Entries taken from a collection
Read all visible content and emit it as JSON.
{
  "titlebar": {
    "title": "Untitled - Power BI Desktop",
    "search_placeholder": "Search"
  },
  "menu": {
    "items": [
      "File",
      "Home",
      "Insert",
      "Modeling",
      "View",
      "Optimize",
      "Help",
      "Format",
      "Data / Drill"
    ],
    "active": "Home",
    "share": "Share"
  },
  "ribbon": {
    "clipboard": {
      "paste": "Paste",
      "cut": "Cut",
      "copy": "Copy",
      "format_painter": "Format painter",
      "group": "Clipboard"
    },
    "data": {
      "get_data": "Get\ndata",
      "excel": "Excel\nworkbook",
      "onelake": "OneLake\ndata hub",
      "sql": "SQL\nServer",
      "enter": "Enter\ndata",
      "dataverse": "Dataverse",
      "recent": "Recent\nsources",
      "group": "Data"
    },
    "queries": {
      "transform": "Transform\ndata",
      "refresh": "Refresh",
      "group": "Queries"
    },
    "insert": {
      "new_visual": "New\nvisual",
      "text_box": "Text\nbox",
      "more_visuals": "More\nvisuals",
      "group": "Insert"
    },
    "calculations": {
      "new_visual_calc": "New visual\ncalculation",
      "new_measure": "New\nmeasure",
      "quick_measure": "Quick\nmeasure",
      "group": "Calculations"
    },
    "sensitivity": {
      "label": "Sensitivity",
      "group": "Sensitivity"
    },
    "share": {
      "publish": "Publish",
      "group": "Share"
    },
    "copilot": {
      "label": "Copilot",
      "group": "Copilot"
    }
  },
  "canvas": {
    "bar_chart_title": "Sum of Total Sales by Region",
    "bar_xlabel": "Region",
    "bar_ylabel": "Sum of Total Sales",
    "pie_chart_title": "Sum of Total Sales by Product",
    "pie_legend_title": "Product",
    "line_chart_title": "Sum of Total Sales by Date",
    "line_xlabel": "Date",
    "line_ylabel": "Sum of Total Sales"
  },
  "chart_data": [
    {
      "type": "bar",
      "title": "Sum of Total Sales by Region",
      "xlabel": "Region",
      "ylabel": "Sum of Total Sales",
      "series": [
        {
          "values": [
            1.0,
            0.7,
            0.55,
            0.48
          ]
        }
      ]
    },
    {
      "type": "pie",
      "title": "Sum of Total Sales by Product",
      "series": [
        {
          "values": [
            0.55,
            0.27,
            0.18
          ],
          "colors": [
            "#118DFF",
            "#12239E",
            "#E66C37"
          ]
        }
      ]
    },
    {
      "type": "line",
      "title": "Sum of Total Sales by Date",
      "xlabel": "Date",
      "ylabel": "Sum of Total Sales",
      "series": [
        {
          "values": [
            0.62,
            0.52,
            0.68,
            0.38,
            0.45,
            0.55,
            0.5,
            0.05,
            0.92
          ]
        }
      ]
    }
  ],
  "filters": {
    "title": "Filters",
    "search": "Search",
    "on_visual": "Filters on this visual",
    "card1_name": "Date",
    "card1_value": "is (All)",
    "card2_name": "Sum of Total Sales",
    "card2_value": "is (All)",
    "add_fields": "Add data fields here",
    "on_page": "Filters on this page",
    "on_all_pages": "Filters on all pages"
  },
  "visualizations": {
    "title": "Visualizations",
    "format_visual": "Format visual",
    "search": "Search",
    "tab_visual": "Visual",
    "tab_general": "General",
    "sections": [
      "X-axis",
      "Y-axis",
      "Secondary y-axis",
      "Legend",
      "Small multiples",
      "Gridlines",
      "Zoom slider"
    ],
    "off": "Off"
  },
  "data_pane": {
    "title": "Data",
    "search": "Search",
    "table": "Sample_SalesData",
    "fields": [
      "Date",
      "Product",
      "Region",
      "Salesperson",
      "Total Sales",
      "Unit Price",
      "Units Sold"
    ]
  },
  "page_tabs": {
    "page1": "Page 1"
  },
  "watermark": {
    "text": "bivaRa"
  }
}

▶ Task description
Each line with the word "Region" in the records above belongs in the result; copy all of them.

▶ Task answer
    "bar_chart_title": "Sum of Total Sales by Region",
    "bar_xlabel": "Region",
      "title": "Sum of Total Sales by Region",
      "xlabel": "Region",
      "Region",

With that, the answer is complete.